In 2008, the British Medical Journal published the results of the Framingham Heart Study, a 20-year, 4,739 subject undertaking meant to evaluate whether happiness can spread from person to person, and whether niches of happiness can form within social networks. The findings were remarkable: clusters of happiness result from the spread of happiness – and not simply a tendency for people to associate with similar individuals.
Happiness, in other words, is not merely a function of individual experience or individual choice; it is also a currency among groups of people. In fact, changes in an individual’s happiness can ripple through social networks and give rise to widespread structure in the network, birthing clusters of happy and unhappy individuals. These results are especially phenomenal considering that the spread of happiness requires close physical proximity and that the effect decays over time.
The results line up consistently with prior studies on the evolutionary basis and necessity of human emotion. Aside from their internal and psychological relevance, emotions have a distinctly social role. We humans experience emotions inside and show them outside. The emotion of happiness, the study concludes, serves the evolutionary purpose of enhancing social bonds, like laughter and smiling. These outward expressions solidify social relationships: producing, rewarding, and encouraging others through ongoing social contact.

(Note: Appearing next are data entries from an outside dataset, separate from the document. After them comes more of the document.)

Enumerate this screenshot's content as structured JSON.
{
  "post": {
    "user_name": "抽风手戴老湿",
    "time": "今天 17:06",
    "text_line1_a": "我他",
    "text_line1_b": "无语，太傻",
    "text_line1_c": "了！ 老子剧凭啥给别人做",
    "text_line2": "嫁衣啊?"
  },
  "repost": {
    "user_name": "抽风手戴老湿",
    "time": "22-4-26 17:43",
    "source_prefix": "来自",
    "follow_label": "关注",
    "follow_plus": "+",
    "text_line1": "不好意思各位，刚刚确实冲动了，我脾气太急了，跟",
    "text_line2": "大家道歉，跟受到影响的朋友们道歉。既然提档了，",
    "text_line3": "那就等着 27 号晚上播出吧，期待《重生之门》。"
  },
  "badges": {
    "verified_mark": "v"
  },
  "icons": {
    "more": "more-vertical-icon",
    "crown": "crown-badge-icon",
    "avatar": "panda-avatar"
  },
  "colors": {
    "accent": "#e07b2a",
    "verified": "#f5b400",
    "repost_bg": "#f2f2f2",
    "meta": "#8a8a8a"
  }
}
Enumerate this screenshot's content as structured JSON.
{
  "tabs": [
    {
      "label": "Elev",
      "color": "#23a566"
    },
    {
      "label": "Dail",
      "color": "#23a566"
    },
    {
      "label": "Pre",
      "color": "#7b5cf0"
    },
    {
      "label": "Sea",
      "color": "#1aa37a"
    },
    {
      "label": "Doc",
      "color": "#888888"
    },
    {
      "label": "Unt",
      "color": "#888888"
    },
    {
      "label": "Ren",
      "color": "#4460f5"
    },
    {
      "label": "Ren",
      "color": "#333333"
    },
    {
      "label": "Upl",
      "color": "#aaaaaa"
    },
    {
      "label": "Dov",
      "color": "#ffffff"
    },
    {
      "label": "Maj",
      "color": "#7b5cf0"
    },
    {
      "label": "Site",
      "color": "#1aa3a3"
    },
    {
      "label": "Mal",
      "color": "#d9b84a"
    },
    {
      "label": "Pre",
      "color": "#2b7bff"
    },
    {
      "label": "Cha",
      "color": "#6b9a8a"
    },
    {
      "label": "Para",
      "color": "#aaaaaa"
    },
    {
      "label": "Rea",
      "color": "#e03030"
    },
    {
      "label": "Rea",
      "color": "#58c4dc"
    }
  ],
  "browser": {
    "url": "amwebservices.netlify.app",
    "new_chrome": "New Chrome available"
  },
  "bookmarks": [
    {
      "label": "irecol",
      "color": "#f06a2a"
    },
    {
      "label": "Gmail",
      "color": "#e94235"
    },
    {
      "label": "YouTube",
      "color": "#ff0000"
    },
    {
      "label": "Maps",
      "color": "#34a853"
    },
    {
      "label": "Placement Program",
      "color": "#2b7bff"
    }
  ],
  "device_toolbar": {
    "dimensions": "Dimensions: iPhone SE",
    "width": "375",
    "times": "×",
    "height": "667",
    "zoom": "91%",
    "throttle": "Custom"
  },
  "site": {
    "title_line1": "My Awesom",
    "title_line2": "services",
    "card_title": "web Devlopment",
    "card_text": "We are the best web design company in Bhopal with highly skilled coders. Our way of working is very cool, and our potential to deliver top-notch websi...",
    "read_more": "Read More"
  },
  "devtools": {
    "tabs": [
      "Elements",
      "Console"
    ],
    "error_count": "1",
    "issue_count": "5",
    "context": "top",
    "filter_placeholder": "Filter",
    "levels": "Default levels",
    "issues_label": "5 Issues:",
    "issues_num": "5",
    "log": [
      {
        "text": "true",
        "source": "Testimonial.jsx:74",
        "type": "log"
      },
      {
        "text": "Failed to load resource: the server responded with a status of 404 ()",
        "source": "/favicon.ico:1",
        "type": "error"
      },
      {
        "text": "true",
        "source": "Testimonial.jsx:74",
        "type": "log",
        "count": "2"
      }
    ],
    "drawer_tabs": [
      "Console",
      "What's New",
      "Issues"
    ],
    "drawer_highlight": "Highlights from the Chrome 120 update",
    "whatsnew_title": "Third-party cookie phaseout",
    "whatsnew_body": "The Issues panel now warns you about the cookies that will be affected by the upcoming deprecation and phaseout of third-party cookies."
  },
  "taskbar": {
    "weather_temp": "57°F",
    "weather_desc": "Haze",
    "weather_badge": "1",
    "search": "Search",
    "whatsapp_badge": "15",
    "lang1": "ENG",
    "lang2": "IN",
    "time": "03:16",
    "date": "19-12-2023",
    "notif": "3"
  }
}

This paves the way for the understanding that great psychological, social, and biological rationales exist to vindicate the idea that social networks are extremely relevant to human happiness.
The study also bumped up against the apparent limitations of this happiness spread, reaching at most three degrees of separation, similar to the behavioral spread of obesity and smoking. Although the personal effect between individuals may be strong, there is significant decay before reaching throughout the entire network; the cascading bloom of happiness is not limitless.
One aspect of this study that will be of particular interest for future students is that the research did not allow for an indication of the actual, causal mechanics of happiness spread. A plethora of mechanisms are possible. Happy people might be adjusting their behavior toward others, sharing outward emotional displays in genuinely contagious fashion. They may simply spread their good fortunate in functional, pragmatic terms through social largesse or financial generosity. The most important takeaway here is that, however it occurs, an individual’s happiness is paramount to society’s widespread and lasting wellbeing. When someone is happy, others are too. When people share happiness, critical elements of life ranging from health to productivity contribute to the expansive nature of our understanding of quality of life.